NICOLA Sturgeon has sent a clear message to Ed Miliband that the SNP would be a "constructive and responsible" ally at Westminster if Labour scaled back its plans to cut spending to balance the UK's books.


The SNP leader said ending austerity would be her "number one priority" if her party emerges from the election in a position to influence the new government.

But launching the SNP's manifesto against the dramatic backdrop of Edinburgh International Climbing Arena, she stressed her MPs were not "going down to Westminster to block Budgets or bring down governments".

In a further overture to Labour, she signalled her backing for Mr Miliband's entire tax policy, including his proposed mansion tax, bankers' bonus tax, changes to pension tax relief and abolition of 'non dom' status.

The SNP leader also watered down her demand for full fiscal autonomy, following days of criticism over the plan to take Scotland out of the UK tax system and rely entirely on revenues raised north of the Border to meet the Scottish Government's spending commitments.

The SNP will press for Holyrood to "move to" full fiscal autonomy after a phased transition period, in which a number of specific powers, including control over National Insurance and corporation tax, would be devolved first.

Ms Sturgeon insisted: "This election is not about independence."

The comment was greeted with laughter from the hundreds of SNP activists gathered in the cavernous arena, but asked whether people should bet on there being a second referendum in five years, she answered: "I don't think I would.

"I'm not planning another referendum, something substantive would have to change from the circumstances last year."

Labour has promised to eliminate the current budget deficit by 2020 and has warned of cuts to "non-protected" areas outside health and education in England.

Ms Sturgeon yesterday reiterated her call to increase spending by 0.5 per cent per year, generating £140billion over the lifetime of the next parliament.

Despite the Nationalists' rhetoric, her plan is much closer to Labour's than Labour's is to the deeper cuts proposed by the Conservatives.

Ms Sturgeon, whose speech was broadcast live across the UK, said: "We will not do any deals that would put the Tories into power.

"Indeed, if there is an anti-Tory majority after May, we will vote to stop a new Tory government even getting off the ground.

"But we will then seek to use our influence to make a Labour government bolder and better."

Piling further pressure on Mr Miliband, she added: "The SNP is not going into this election seeking the election of SNP MPs in order that we can go to Westminster to be in any way destructive or disruptive.

"The SNP is not going to Westminster to seek to bring down governments or block budgets.

"We are going to Westminster to build alliances for good, positive, sensible, progressive change.

"We will do that constructively, looking to make common cause with people of like mind."

Her comments appeared to contradict SNP deputy leader Stewart Hosie who had earlier outlined a plan to block a minority Labour government from spending money on a possible Trident replacement.

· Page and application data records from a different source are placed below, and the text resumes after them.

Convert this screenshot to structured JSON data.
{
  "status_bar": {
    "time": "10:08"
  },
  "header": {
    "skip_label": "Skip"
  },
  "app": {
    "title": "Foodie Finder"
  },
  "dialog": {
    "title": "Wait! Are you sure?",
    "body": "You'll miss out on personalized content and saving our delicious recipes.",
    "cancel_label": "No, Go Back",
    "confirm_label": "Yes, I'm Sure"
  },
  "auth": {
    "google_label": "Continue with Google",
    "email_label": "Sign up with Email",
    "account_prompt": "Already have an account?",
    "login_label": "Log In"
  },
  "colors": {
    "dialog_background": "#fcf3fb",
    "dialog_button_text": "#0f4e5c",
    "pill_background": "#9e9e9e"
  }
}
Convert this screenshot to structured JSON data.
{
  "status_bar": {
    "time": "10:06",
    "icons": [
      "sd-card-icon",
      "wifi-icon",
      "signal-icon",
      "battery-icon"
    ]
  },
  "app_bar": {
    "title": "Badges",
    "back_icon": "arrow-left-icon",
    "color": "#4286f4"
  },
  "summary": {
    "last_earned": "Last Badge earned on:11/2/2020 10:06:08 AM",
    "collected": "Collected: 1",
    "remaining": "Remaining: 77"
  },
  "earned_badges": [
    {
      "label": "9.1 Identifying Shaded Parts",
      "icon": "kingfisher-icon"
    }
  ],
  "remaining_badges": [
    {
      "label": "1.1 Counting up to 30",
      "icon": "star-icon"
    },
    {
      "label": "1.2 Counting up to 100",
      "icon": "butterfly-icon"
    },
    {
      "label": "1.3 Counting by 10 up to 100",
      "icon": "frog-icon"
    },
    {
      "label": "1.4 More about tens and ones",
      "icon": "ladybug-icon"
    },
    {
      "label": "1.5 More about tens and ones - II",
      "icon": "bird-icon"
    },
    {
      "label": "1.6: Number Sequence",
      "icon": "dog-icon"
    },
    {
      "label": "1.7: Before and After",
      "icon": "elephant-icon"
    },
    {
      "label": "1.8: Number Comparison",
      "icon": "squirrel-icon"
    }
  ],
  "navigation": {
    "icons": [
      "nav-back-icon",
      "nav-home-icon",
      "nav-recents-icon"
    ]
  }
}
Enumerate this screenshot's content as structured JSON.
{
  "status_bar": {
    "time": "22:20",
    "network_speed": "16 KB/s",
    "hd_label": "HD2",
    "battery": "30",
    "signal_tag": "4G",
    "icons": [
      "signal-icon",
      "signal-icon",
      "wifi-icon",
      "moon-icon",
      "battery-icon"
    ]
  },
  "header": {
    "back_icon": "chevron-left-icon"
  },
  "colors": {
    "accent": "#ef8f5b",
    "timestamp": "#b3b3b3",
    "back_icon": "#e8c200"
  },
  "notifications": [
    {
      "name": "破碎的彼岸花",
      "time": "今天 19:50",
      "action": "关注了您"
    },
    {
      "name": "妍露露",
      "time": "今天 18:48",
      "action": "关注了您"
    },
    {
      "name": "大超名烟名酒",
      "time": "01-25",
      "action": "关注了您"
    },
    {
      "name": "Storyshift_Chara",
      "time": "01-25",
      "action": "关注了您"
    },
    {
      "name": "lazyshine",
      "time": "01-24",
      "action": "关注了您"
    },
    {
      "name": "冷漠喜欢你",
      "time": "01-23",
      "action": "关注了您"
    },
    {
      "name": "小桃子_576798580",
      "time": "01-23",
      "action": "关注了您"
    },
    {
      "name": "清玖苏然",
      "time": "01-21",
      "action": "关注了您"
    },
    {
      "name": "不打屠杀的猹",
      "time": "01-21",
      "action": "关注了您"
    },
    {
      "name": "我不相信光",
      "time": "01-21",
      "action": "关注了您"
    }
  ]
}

On the decision over renewing Britain;'s nuclear deterrent, which is due to be taken next year, she said: "We will seek to build an alliance in the House of Commons against the renewal of Trident and we will vote for the £100 billion that would be saved to be invested instead in education, better childcare and the NHS."

With polls suggesting the SNP are on course to win 50 or more seats and hold the balance of power after May 7, the party has torn up its previous commitment not to vote on English issues.

David Cameron yesterday warned a Labour administration propped up by the SNP would be a "match made in hell for the British economy".

Ms Sturgeon said his comments were "born out of panic and desperation" and claimed Mr Cameron was "making a huge tactical and strategic mistake" by highlighting the SNP's possible influence.

Scottish Labour leader Jim Murphy said that by failing to rule out a re-run, the SNP had broken a promise that last year's referendum was a once in a generation event.

He added: "They claim that they can stop a Tory government when a vote for the SNP is the thing that David Cameron craves in Scotland. And they claim to be against austerity when Full Fiscal Autonomy means £7.6billion more cuts."